Many surviving owls bear such test cuts, which greatly reduce their value to collectors. Some counterfeit owls, even with noticeably deficient weight, managed to survive intact and be collectable today — a 12.44 gram example sold for $300 in a recent auction.

Athens Emergency SIlver Tetradrachms 404BC

However, during the Peloponnesian War (431 – 404 BC), under attack by Sparta, Athens issued its emergency coinage in 406 BC, which was fourrée with a copper core and thin silver plating. When peace returned in 406 BC, the economy gradually recovered, and by 393 BC, Athenians could exchange their emergency coins for good silver.

The Romans


Sulla bUSTThe Roman dictator Sulla introduced his own anti-forgery law (lex Cornelia de falsis), that reintroduced serrated edges on precious metal coins, an anticounterfeiting measure that had been tried earlier. The crime of falsum consisted of acts of fraud that were injurious to the public (fides public), such as forgery, counterfeiting money, and perverting the course of justice by fraud and perjury. Under the Roman Twelve Tables, a person who gave false testimony should be thrown from the Tarpeian Rock (Gell. xxi. 53). Any judge who took a bribe should be liable to capital punishment (Gell. xxi. 7). The next legislation in falsum, was contained in one of the Leges Corneliae passed in the time of the dictator Sulla. According to Cicero, two types of fraud were covered by the Lex Testamentaria and the Lex Numaria (Verr. ii. 1, 42). Paulus, who gives its provisions, entitles it Lex Cornelia Testamentaria. The Lex Cornelia appears to have included only two specific kinds of falsum: forgery and suppression of wills, adulteration of the coinage, and counterfeiting.

An offence against either branch of falsum was a crime against the public (crimen publicum). The punishment of falsum under the law (at least when Paulus wrote) was deportatio in insulam for the higher (“honestiores”) offense and the mines, crucifixion, or other degrading punishment for the lower (“humiliores”). In place of deportatio in insulam the punishment, according to the statute itself, was probably the old form of banishment, known as ignis et aquae interdictio (q. v.). The property of a convicted person was also confiscated.

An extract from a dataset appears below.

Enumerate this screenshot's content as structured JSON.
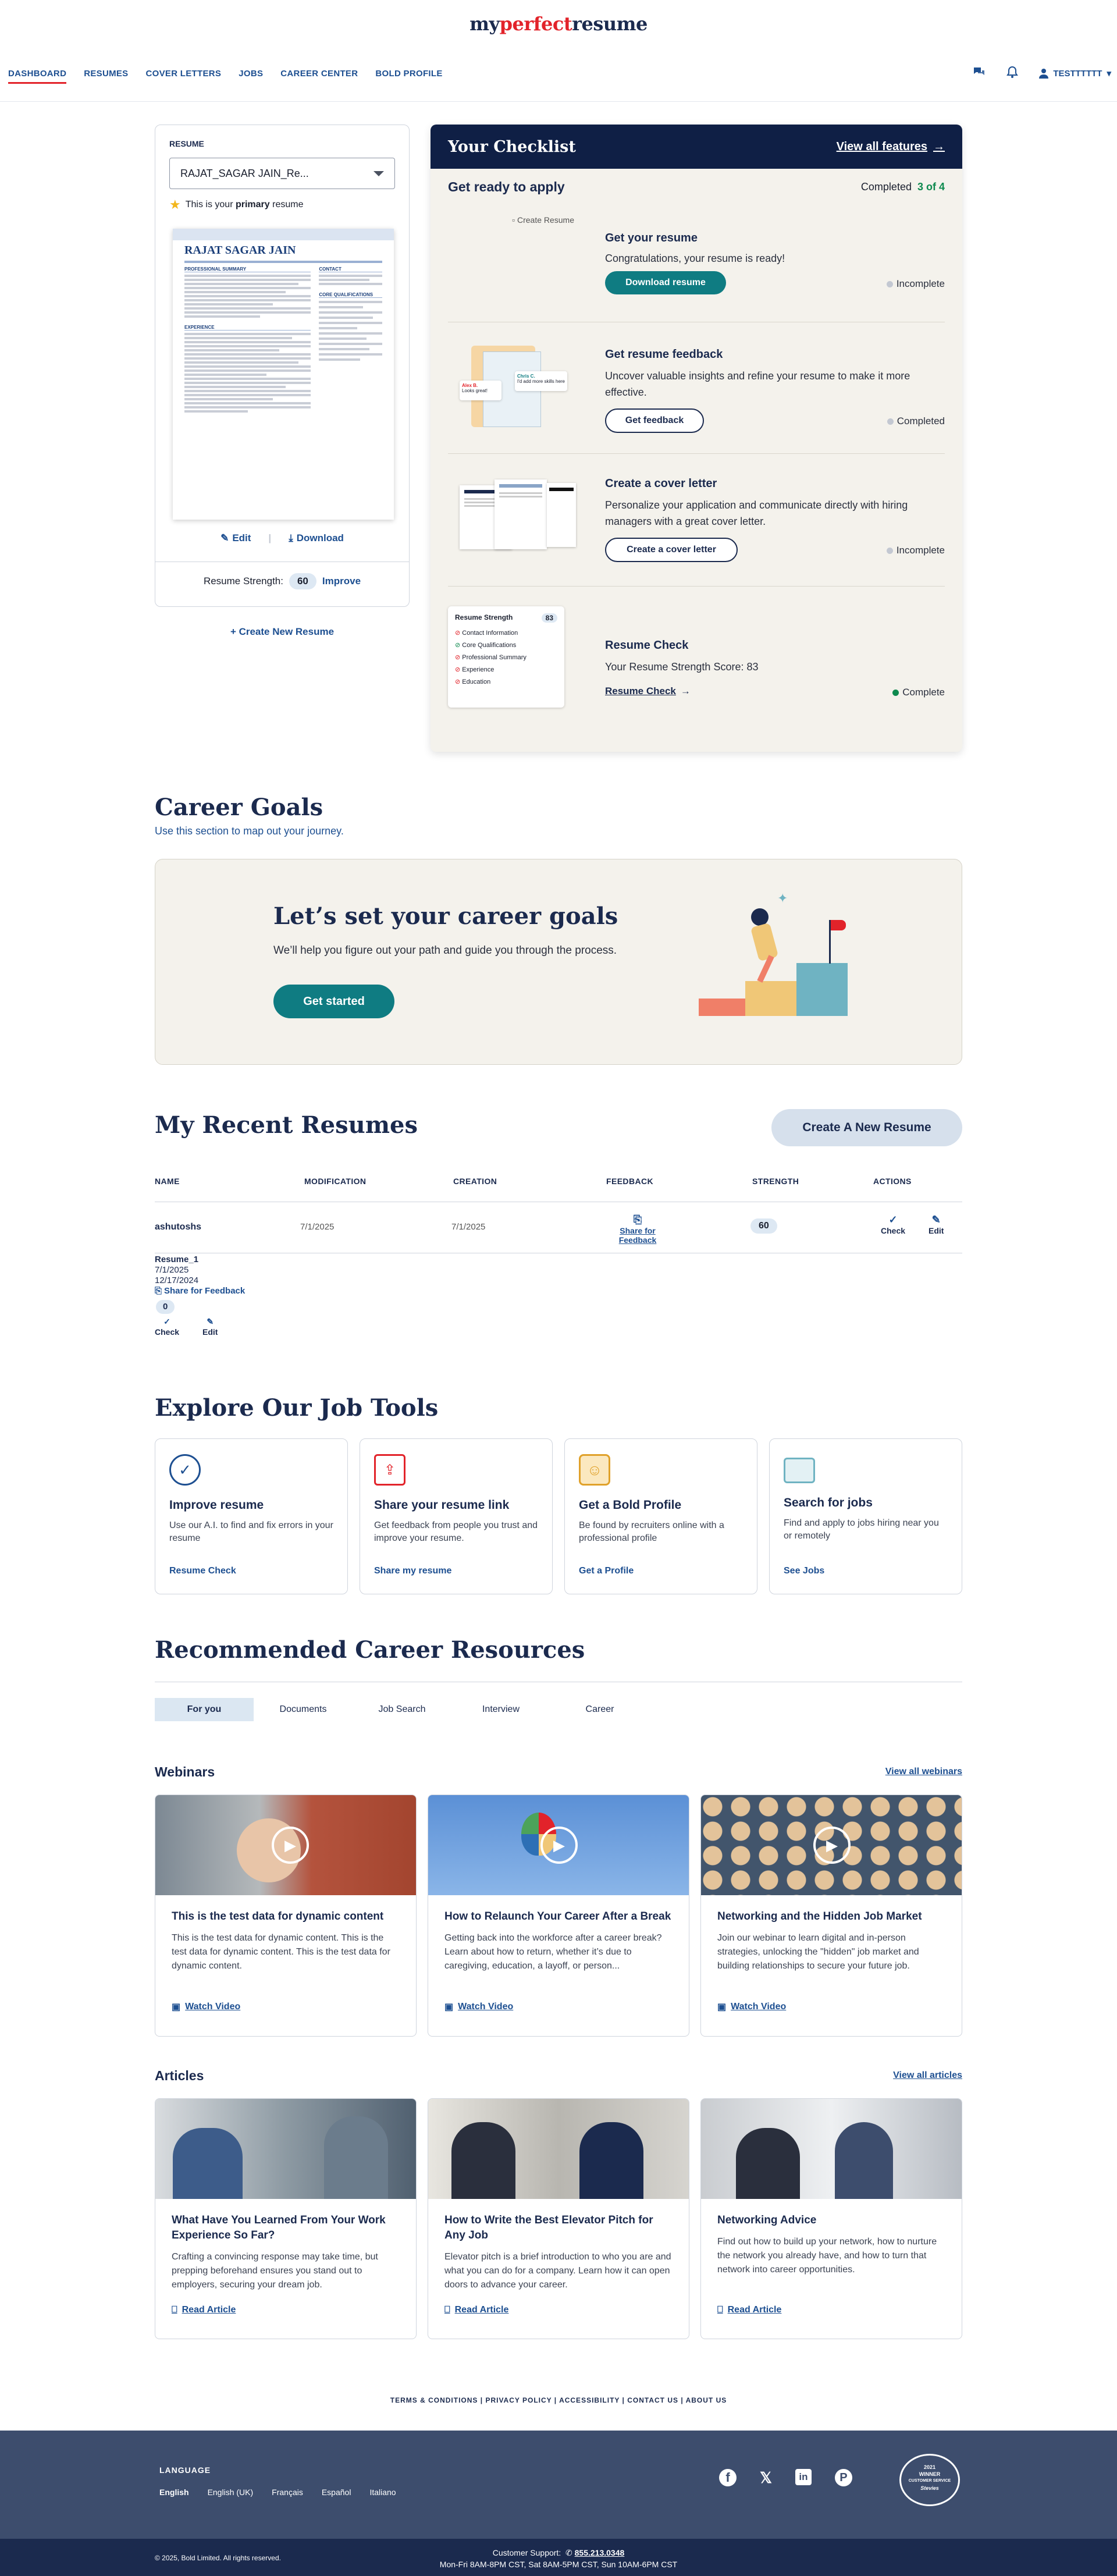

Sulla reintroduced the serrated denarii, or serrati, which featured about 20 notched chisel marks on the edge of the coin. These marks were produced to demonstrate the integrity of the coin. This effort proved futile since examples of fourrée serrati also exist.


Claudius AR Denarii FOURREE' - R

The production of fourrées extends back in time to the first coinage in Asia Minor during the 7th century BC. The most common method for producing a fourrée was to take a flan of copper, wrap it with silver foil, heat it, and strike it with the dies. If the coin in this manner was sufficiently heated and struck hard enough so this outer layer of alloy (a mixture of 72% silver and 28% copper) had a lower melting point of any mixture of these two metals. Thus, the outer foil was fused together with the core. Exposure of the deception was often due to wear at the high points of the coin, or moisture trapped between the layers that caused the foil to bubble and then break as the core corroded.

TACITUS Antoninianus Silver Plated


Tacitus Antoninianus Silver Platted

During the Crisis of the Third Century, the Roman coinage collapsed with the barbarian invasions. The coinage was heavily debased of precious metal coinage containing just 5% silver or less. It was then chemically leached or pickled to dissolve the copper from the surface, producing a surface of almost pure silver that would quickly wear away. These “silvered” coins are not considered fourrées since they are not actually plated, given the metal is actually a continuous layer and was officially produced by the government.